Commodity Futures Trading Commission Chairman Gary Gensler said the agency’s new regulations for the derivatives market must cover banks, non-banks and parts of the financial system that “pose new risks.”
“We must oversee a banking system, shadow banking system, derivatives marketplace and Wall Street,” Gensler said today in remarks prepared for a conference at Princeton University in New Jersey. “We don’t have the luxury to turn back the clock, but we do have the responsibility to update our oversight for the financial system of the time.”

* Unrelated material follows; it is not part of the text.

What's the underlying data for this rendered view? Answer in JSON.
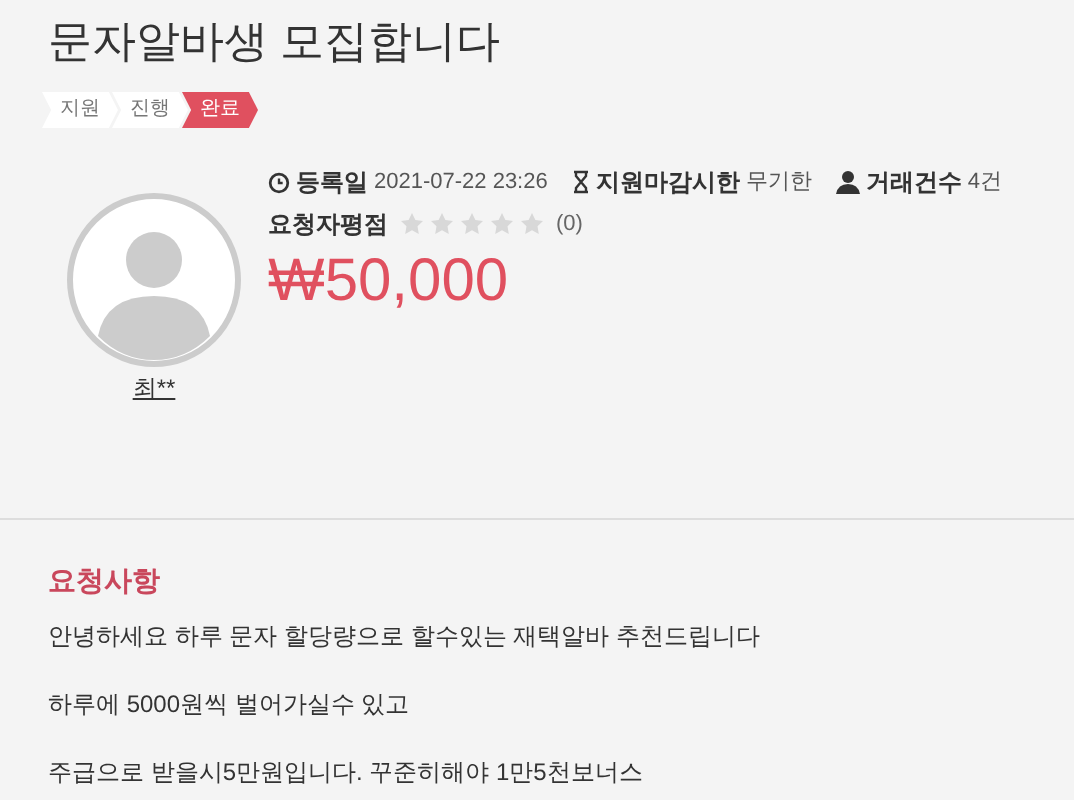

The CFTC and the Securities and Exchange Commission are leading U.S. efforts to draft regulations for the $583 trillion over-the-counter derivatives market after largely unregulated trading complicated efforts to resolve the 2008 credit crisis. The new rules are required under the Dodd-Frank financial-regulation law enacted in July.
Gensler’s agency is planning three meetings in December to consider proposals for defining swaps dealers and other entities in swaps markets, he said on Nov. 19. The CFTC has already held five public meetings to consider and vote on proposed rules.

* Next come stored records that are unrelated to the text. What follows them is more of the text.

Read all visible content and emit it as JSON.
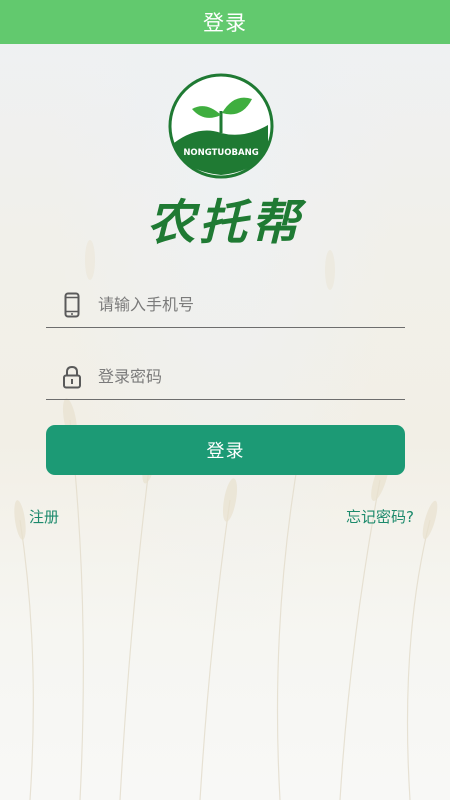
{
  "header": {
    "title": "登录"
  },
  "logo": {
    "badge_text": "NONGTUOBANG",
    "icon": "sprout-logo-icon"
  },
  "brand": {
    "name": "农托帮"
  },
  "form": {
    "phone": {
      "placeholder": "请输入手机号",
      "value": "",
      "icon": "phone-icon"
    },
    "password": {
      "placeholder": "登录密码",
      "value": "",
      "icon": "lock-icon"
    },
    "login_label": "登录"
  },
  "links": {
    "register": "注册",
    "forgot": "忘记密码?"
  },
  "colors": {
    "topbar": "#62c96e",
    "button": "#1c9a75",
    "brand_green": "#1f7a33",
    "link": "#1c8a6c"
  }
}
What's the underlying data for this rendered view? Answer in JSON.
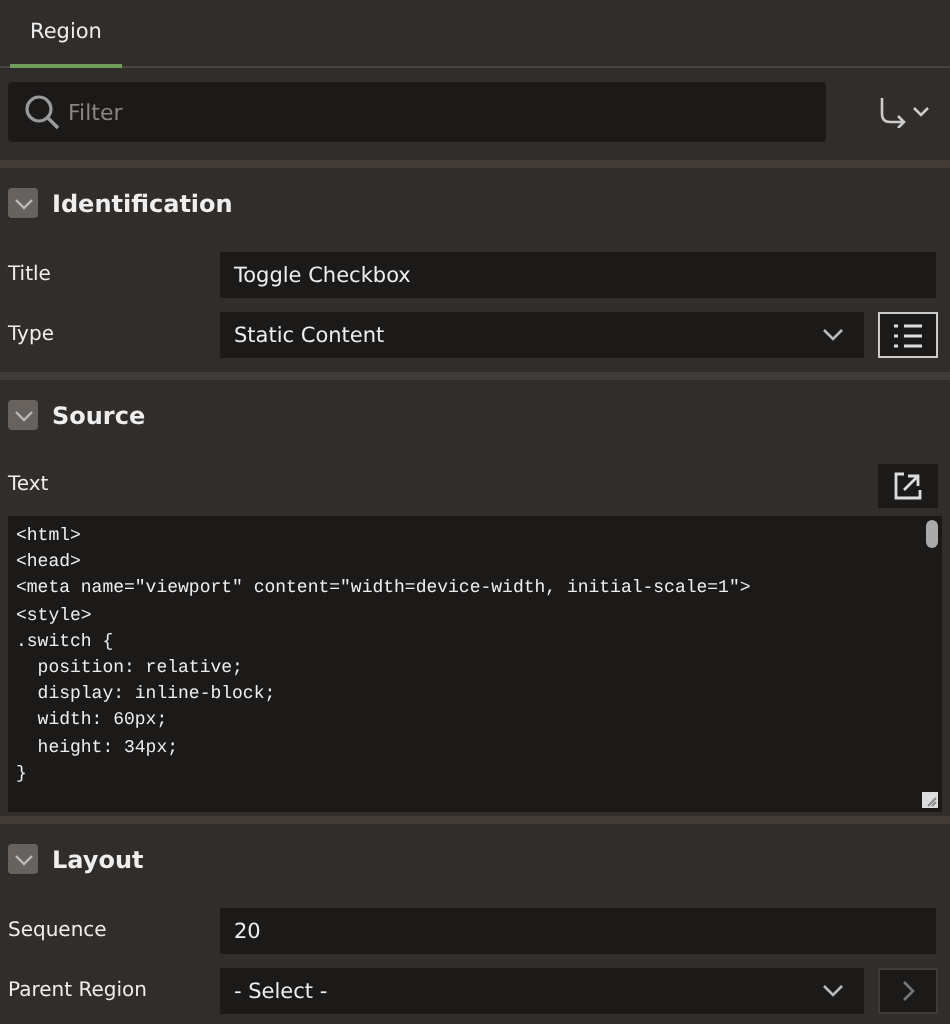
{
  "tabs": [
    {
      "label": "Region",
      "selected": true
    }
  ],
  "filter": {
    "placeholder": "Filter"
  },
  "sections": [
    {
      "title": "Identification",
      "expanded": true,
      "fields": [
        {
          "kind": "text",
          "label": "Title",
          "value": "Toggle Checkbox"
        },
        {
          "kind": "select",
          "label": "Type",
          "value": "Static Content",
          "side_button": {
            "kind": "list"
          }
        }
      ]
    },
    {
      "title": "Source",
      "expanded": true,
      "fields": [
        {
          "kind": "code",
          "label": "Text",
          "lines": [
            "<html>",
            "<head>",
            "<meta name=\"viewport\" content=\"width=device-width, initial-scale=1\">",
            "<style>",
            ".switch {",
            "  position: relative;",
            "  display: inline-block;",
            "  width: 60px;",
            "  height: 34px;",
            "}"
          ]
        }
      ]
    },
    {
      "title": "Layout",
      "expanded": true,
      "fields": [
        {
          "kind": "text",
          "label": "Sequence",
          "value": "20"
        },
        {
          "kind": "select",
          "label": "Parent Region",
          "value": "- Select -",
          "side_button": {
            "kind": "arrow"
          }
        }
      ]
    }
  ]
}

Derivatives, including swaps, are financial instruments used to hedge risks or for speculation. They’re derived from stocks, bonds, loans, currencies and commodities, or linked to specific events like changes in the weather or interest rates. Options and futures are the most common types of derivatives.